**Try it:**
Would it be possible to reproduce every entry exactly, please?

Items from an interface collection
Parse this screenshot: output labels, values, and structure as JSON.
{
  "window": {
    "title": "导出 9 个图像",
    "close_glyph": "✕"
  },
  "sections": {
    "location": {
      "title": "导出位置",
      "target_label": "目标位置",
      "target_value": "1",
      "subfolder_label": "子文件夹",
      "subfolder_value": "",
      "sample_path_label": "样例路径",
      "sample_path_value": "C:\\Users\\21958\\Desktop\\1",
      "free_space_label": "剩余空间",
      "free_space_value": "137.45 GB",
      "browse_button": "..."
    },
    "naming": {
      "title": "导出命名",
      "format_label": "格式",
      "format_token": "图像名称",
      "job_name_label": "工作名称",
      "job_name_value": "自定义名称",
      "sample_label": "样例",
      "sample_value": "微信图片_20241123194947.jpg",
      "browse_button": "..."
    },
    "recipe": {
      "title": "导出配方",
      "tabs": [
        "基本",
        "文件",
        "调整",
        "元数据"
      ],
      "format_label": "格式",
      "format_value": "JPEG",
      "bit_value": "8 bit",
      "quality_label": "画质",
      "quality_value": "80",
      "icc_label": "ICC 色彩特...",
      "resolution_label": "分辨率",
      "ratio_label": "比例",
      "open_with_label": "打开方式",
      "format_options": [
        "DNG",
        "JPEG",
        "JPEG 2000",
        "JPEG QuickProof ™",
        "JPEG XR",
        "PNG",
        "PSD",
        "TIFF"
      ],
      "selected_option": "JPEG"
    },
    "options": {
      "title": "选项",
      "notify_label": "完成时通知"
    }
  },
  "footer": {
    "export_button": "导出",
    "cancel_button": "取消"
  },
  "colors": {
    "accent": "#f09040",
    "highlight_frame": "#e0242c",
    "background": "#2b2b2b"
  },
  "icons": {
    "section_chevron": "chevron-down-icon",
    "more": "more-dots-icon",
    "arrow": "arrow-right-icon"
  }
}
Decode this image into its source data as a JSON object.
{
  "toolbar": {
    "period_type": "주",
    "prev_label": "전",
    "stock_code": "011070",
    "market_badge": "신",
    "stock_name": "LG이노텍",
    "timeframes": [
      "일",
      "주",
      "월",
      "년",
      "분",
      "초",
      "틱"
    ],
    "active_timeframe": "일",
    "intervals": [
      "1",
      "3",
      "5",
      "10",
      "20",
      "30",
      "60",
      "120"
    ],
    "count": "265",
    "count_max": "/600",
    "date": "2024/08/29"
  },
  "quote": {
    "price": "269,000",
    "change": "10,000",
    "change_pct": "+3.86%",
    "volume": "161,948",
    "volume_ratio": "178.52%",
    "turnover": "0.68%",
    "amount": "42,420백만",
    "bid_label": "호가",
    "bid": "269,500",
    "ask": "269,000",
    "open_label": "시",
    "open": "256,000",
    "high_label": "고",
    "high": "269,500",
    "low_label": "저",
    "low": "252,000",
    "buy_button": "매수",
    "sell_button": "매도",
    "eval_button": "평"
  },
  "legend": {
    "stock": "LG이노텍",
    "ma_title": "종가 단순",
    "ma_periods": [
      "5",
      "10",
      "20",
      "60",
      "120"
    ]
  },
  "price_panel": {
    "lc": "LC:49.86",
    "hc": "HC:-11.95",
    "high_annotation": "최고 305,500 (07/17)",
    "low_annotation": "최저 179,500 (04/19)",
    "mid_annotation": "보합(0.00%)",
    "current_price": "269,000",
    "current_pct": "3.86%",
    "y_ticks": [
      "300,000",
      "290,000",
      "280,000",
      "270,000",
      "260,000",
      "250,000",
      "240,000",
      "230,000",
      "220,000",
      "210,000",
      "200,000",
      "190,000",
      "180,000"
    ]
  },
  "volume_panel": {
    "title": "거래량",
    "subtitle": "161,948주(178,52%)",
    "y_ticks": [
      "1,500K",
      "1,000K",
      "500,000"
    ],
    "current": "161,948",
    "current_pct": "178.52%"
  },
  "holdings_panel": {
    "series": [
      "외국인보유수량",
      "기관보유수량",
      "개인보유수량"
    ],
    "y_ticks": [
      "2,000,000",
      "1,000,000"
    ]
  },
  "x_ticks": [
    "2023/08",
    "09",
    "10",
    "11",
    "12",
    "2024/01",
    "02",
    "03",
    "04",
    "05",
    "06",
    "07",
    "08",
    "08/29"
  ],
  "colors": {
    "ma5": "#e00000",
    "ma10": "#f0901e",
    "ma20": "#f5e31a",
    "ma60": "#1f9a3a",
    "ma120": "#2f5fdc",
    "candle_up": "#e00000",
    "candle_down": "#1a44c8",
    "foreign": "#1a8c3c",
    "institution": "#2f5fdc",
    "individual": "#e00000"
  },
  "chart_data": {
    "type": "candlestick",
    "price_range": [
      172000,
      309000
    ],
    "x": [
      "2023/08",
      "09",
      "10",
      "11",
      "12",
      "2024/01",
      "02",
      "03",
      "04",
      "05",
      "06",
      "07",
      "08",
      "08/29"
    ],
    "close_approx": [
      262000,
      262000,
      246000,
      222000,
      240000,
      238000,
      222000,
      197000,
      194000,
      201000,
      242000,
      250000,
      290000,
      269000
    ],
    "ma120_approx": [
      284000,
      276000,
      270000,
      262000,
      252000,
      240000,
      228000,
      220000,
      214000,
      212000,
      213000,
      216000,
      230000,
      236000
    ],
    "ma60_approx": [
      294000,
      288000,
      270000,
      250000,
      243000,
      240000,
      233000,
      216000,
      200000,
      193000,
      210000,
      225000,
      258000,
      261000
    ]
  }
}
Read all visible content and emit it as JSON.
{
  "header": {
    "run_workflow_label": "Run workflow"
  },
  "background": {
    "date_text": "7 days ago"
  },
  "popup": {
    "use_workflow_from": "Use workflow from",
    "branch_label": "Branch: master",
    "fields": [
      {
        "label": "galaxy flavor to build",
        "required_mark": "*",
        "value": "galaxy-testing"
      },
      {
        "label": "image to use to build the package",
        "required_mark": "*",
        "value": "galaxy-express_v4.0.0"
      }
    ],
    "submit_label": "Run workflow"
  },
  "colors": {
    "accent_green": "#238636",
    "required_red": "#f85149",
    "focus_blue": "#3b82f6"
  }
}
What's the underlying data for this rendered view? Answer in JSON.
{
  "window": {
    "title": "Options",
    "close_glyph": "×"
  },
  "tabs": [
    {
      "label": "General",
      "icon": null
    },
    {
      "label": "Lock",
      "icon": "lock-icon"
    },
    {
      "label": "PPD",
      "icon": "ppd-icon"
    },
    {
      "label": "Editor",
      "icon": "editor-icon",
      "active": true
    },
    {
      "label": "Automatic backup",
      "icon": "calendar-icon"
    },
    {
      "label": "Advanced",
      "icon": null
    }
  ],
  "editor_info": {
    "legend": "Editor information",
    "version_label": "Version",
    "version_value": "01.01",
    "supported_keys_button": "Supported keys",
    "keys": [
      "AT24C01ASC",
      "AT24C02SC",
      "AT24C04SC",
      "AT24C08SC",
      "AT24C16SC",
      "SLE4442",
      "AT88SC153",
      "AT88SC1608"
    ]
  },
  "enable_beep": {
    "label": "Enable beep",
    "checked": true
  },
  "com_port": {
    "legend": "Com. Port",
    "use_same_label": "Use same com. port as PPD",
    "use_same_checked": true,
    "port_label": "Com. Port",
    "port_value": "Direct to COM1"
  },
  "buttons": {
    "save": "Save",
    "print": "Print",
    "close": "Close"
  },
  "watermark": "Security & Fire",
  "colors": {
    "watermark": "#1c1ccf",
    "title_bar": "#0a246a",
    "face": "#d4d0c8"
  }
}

**Reply:**
Parse this screenshot: output labels, values, and structure as JSON.
{
  "window": {
    "title": "导出 9 个图像",
    "close_glyph": "✕"
  },
  "sections": {
    "location": {
      "title": "导出位置",
      "target_label": "目标位置",
      "target_value": "1",
      "subfolder_label": "子文件夹",
      "subfolder_value": "",
      "sample_path_label": "样例路径",
      "sample_path_value": "C:\\Users\\21958\\Desktop\\1",
      "free_space_label": "剩余空间",
      "free_space_value": "137.45 GB",
      "browse_button": "..."
    },
    "naming": {
      "title": "导出命名",
      "format_label": "格式",
      "format_token": "图像名称",
      "job_name_label": "工作名称",
      "job_name_value": "自定义名称",
      "sample_label": "样例",
      "sample_value": "微信图片_20241123194947.jpg",
      "browse_button": "..."
    },
    "recipe": {
      "title": "导出配方",
      "tabs": [
        "基本",
        "文件",
        "调整",
        "元数据"
      ],
      "format_label": "格式",
      "format_value": "JPEG",
      "bit_value": "8 bit",
      "quality_label": "画质",
      "quality_value": "80",
      "icc_label": "ICC 色彩特...",
      "resolution_label": "分辨率",
      "ratio_label": "比例",
      "open_with_label": "打开方式",
      "format_options": [
        "DNG",
        "JPEG",
        "JPEG 2000",
        "JPEG QuickProof ™",
        "JPEG XR",
        "PNG",
        "PSD",
        "TIFF"
      ],
      "selected_option": "JPEG"
    },
    "options": {
      "title": "选项",
      "notify_label": "完成时通知"
    }
  },
  "footer": {
    "export_button": "导出",
    "cancel_button": "取消"
  },
  "colors": {
    "accent": "#f09040",
    "highlight_frame": "#e0242c",
    "background": "#2b2b2b"
  },
  "icons": {
    "section_chevron": "chevron-down-icon",
    "more": "more-dots-icon",
    "arrow": "arrow-right-icon"
  }
}
Decode this image into its source data as a JSON object.
{
  "toolbar": {
    "period_type": "주",
    "prev_label": "전",
    "stock_code": "011070",
    "market_badge": "신",
    "stock_name": "LG이노텍",
    "timeframes": [
      "일",
      "주",
      "월",
      "년",
      "분",
      "초",
      "틱"
    ],
    "active_timeframe": "일",
    "intervals": [
      "1",
      "3",
      "5",
      "10",
      "20",
      "30",
      "60",
      "120"
    ],
    "count": "265",
    "count_max": "/600",
    "date": "2024/08/29"
  },
  "quote": {
    "price": "269,000",
    "change": "10,000",
    "change_pct": "+3.86%",
    "volume": "161,948",
    "volume_ratio": "178.52%",
    "turnover": "0.68%",
    "amount": "42,420백만",
    "bid_label": "호가",
    "bid": "269,500",
    "ask": "269,000",
    "open_label": "시",
    "open": "256,000",
    "high_label": "고",
    "high": "269,500",
    "low_label": "저",
    "low": "252,000",
    "buy_button": "매수",
    "sell_button": "매도",
    "eval_button": "평"
  },
  "legend": {
    "stock": "LG이노텍",
    "ma_title": "종가 단순",
    "ma_periods": [
      "5",
      "10",
      "20",
      "60",
      "120"
    ]
  },
  "price_panel": {
    "lc": "LC:49.86",
    "hc": "HC:-11.95",
    "high_annotation": "최고 305,500 (07/17)",
    "low_annotation": "최저 179,500 (04/19)",
    "mid_annotation": "보합(0.00%)",
    "current_price": "269,000",
    "current_pct": "3.86%",
    "y_ticks": [
      "300,000",
      "290,000",
      "280,000",
      "270,000",
      "260,000",
      "250,000",
      "240,000",
      "230,000",
      "220,000",
      "210,000",
      "200,000",
      "190,000",
      "180,000"
    ]
  },
  "volume_panel": {
    "title": "거래량",
    "subtitle": "161,948주(178,52%)",
    "y_ticks": [
      "1,500K",
      "1,000K",
      "500,000"
    ],
    "current": "161,948",
    "current_pct": "178.52%"
  },
  "holdings_panel": {
    "series": [
      "외국인보유수량",
      "기관보유수량",
      "개인보유수량"
    ],
    "y_ticks": [
      "2,000,000",
      "1,000,000"
    ]
  },
  "x_ticks": [
    "2023/08",
    "09",
    "10",
    "11",
    "12",
    "2024/01",
    "02",
    "03",
    "04",
    "05",
    "06",
    "07",
    "08",
    "08/29"
  ],
  "colors": {
    "ma5": "#e00000",
    "ma10": "#f0901e",
    "ma20": "#f5e31a",
    "ma60": "#1f9a3a",
    "ma120": "#2f5fdc",
    "candle_up": "#e00000",
    "candle_down": "#1a44c8",
    "foreign": "#1a8c3c",
    "institution": "#2f5fdc",
    "individual": "#e00000"
  },
  "chart_data": {
    "type": "candlestick",
    "price_range": [
      172000,
      309000
    ],
    "x": [
      "2023/08",
      "09",
      "10",
      "11",
      "12",
      "2024/01",
      "02",
      "03",
      "04",
      "05",
      "06",
      "07",
      "08",
      "08/29"
    ],
    "close_approx": [
      262000,
      262000,
      246000,
      222000,
      240000,
      238000,
      222000,
      197000,
      194000,
      201000,
      242000,
      250000,
      290000,
      269000
    ],
    "ma120_approx": [
      284000,
      276000,
      270000,
      262000,
      252000,
      240000,
      228000,
      220000,
      214000,
      212000,
      213000,
      216000,
      230000,
      236000
    ],
    "ma60_approx": [
      294000,
      288000,
      270000,
      250000,
      243000,
      240000,
      233000,
      216000,
      200000,
      193000,
      210000,
      225000,
      258000,
      261000
    ]
  }
}
Read all visible content and emit it as JSON.
{
  "header": {
    "run_workflow_label": "Run workflow"
  },
  "background": {
    "date_text": "7 days ago"
  },
  "popup": {
    "use_workflow_from": "Use workflow from",
    "branch_label": "Branch: master",
    "fields": [
      {
        "label": "galaxy flavor to build",
        "required_mark": "*",
        "value": "galaxy-testing"
      },
      {
        "label": "image to use to build the package",
        "required_mark": "*",
        "value": "galaxy-express_v4.0.0"
      }
    ],
    "submit_label": "Run workflow"
  },
  "colors": {
    "accent_green": "#238636",
    "required_red": "#f85149",
    "focus_blue": "#3b82f6"
  }
}
What's the underlying data for this rendered view? Answer in JSON.
{
  "window": {
    "title": "Options",
    "close_glyph": "×"
  },
  "tabs": [
    {
      "label": "General",
      "icon": null
    },
    {
      "label": "Lock",
      "icon": "lock-icon"
    },
    {
      "label": "PPD",
      "icon": "ppd-icon"
    },
    {
      "label": "Editor",
      "icon": "editor-icon",
      "active": true
    },
    {
      "label": "Automatic backup",
      "icon": "calendar-icon"
    },
    {
      "label": "Advanced",
      "icon": null
    }
  ],
  "editor_info": {
    "legend": "Editor information",
    "version_label": "Version",
    "version_value": "01.01",
    "supported_keys_button": "Supported keys",
    "keys": [
      "AT24C01ASC",
      "AT24C02SC",
      "AT24C04SC",
      "AT24C08SC",
      "AT24C16SC",
      "SLE4442",
      "AT88SC153",
      "AT88SC1608"
    ]
  },
  "enable_beep": {
    "label": "Enable beep",
    "checked": true
  },
  "com_port": {
    "legend": "Com. Port",
    "use_same_label": "Use same com. port as PPD",
    "use_same_checked": true,
    "port_label": "Com. Port",
    "port_value": "Direct to COM1"
  },
  "buttons": {
    "save": "Save",
    "print": "Print",
    "close": "Close"
  },
  "watermark": "Security & Fire",
  "colors": {
    "watermark": "#1c1ccf",
    "title_bar": "#0a246a",
    "face": "#d4d0c8"
  }
}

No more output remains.